I’ve been waiting for this book since February 1981 when I first walked down the steps at Jomo Kenyatta airport into a relationship with Kenya that has endured many twists and turns over 32 years, but still survives.
News & Features
We just got a report from Musa Ibrahim that the KPLC connection at the Northern Camp is back on. The faulty transformer has been replaced.
We encourage members to visit the Northern Camp and see what it has to offer.
Some 8 km of alpine rivers in a 8,000 ha Conservancy with mature montane forests, alpine meadows, glades and moorlands on a 60 year lease with opportunities for trout fishing, mountaineering and wildlife observations. Set in the Mt Kenya Forest Reserve, a UNESCO World Heritage Site and only 2½ hrs drive from Nairobi. Offer limited to 6 investors who have the following benefits:
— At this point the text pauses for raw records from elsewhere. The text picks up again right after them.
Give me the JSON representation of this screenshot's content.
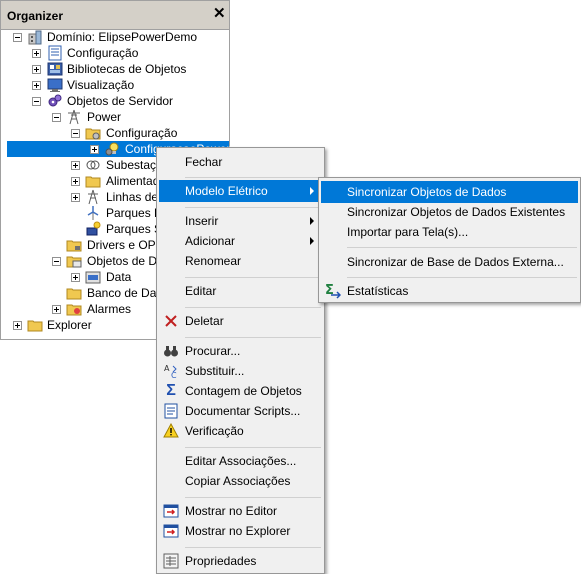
{
  "organizer": {
    "title": "Organizer",
    "close": "✕",
    "tree": [
      {
        "label": "Domínio: ElipsePowerDemo"
      },
      {
        "label": "Configuração"
      },
      {
        "label": "Bibliotecas de Objetos"
      },
      {
        "label": "Visualização"
      },
      {
        "label": "Objetos de Servidor"
      },
      {
        "label": "Power"
      },
      {
        "label": "Configuração"
      },
      {
        "label": "ConfiguracaoPower"
      },
      {
        "label": "Subestações"
      },
      {
        "label": "Alimentadores"
      },
      {
        "label": "Linhas de Transmissão"
      },
      {
        "label": "Parques Eólicos"
      },
      {
        "label": "Parques Solares"
      },
      {
        "label": "Drivers e OPC"
      },
      {
        "label": "Objetos de Dados"
      },
      {
        "label": "Data"
      },
      {
        "label": "Banco de Dados"
      },
      {
        "label": "Alarmes"
      },
      {
        "label": "Explorer"
      }
    ]
  },
  "context_menu": {
    "items": [
      {
        "label": "Fechar",
        "icon": ""
      },
      {
        "label": "Modelo Elétrico",
        "icon": ""
      },
      {
        "label": "Inserir",
        "icon": ""
      },
      {
        "label": "Adicionar",
        "icon": ""
      },
      {
        "label": "Renomear",
        "icon": ""
      },
      {
        "label": "Editar",
        "icon": ""
      },
      {
        "label": "Deletar",
        "icon": "delete-icon"
      },
      {
        "label": "Procurar...",
        "icon": "binoculars-icon"
      },
      {
        "label": "Substituir...",
        "icon": "replace-icon"
      },
      {
        "label": "Contagem de Objetos",
        "icon": "sigma-icon"
      },
      {
        "label": "Documentar Scripts...",
        "icon": "document-icon"
      },
      {
        "label": "Verificação",
        "icon": "warning-icon"
      },
      {
        "label": "Editar Associações...",
        "icon": ""
      },
      {
        "label": "Copiar Associações",
        "icon": ""
      },
      {
        "label": "Mostrar no Editor",
        "icon": "editor-icon"
      },
      {
        "label": "Mostrar no Explorer",
        "icon": "explorer-icon"
      },
      {
        "label": "Propriedades",
        "icon": "properties-icon"
      }
    ]
  },
  "submenu": {
    "items": [
      {
        "label": "Sincronizar Objetos de Dados"
      },
      {
        "label": "Sincronizar Objetos de Dados Existentes"
      },
      {
        "label": "Importar para Tela(s)..."
      },
      {
        "label": "Sincronizar de Base de Dados Externa..."
      },
      {
        "label": "Estatísticas"
      }
    ]
  },
  "colors": {
    "highlight": "#0078d7",
    "menu_bg": "#f0f0f0"
  }
}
Use of a large log cabin/cottage with staff quarters, furnished and serviced
Trout fishing, mountaineering and wildlife viewing opportunities
Professional Conservancy management
We have had a great response to our request for prizes for the KASA raffle on 6th April 2013.
Please see current prize list below with donations still coming in!
Tickets are only 200/-.
Please purchase raffle tickets to show your appreciation of the generosity of the donors & also your support of KASA.
There is an opinion circulating in this Club that there are no fish in the Northern or Gichuki Rivers. This is as truthful as the claim from Pakistani Government that no-one of any interest was living in a mansion in Abbottabad for five and a half years.
So we ask you all to try the Northern Camp this year. Here are ten good reasons to fish the Northern and Gichuki:-
I have just returned from the Southern. Work is continuing on redistribution of the landslide debris but the water pipe from the weir is not yet functioning.
The river down to the Tutho junction is chocolate colored and is, I think, not worth fishing. From the junction down, the water is the color of weak milky coffee and is certainly fish-able. However, any rain in the forest will likely adversely affect the fishing.
What do a 15th century English noblewoman, animal feathers, a rugby accident and a runaway modern leisure industry have to do with Kenya? The answer is flies. No not that irritating black buzzing variety, but the sort used in the noble sport of fly-fishing..
It is a debate that has raged for years. But now Britain’s four million anglers can rest easy – because fish do not feel pain, scientists have concluded.
Fish do not even suffer when they are hooked and fighting for their lives, according to research by an international team.
They say fish do not have a brain system or enough sensory receptors in the nerve cells to experience suffering.
Captain Andy's has moved from Lenana Forest Centre to the Bush Rover complex on Karen Road. Anthony is still managing the shop and happy to help and order anything that isn't on the shelves.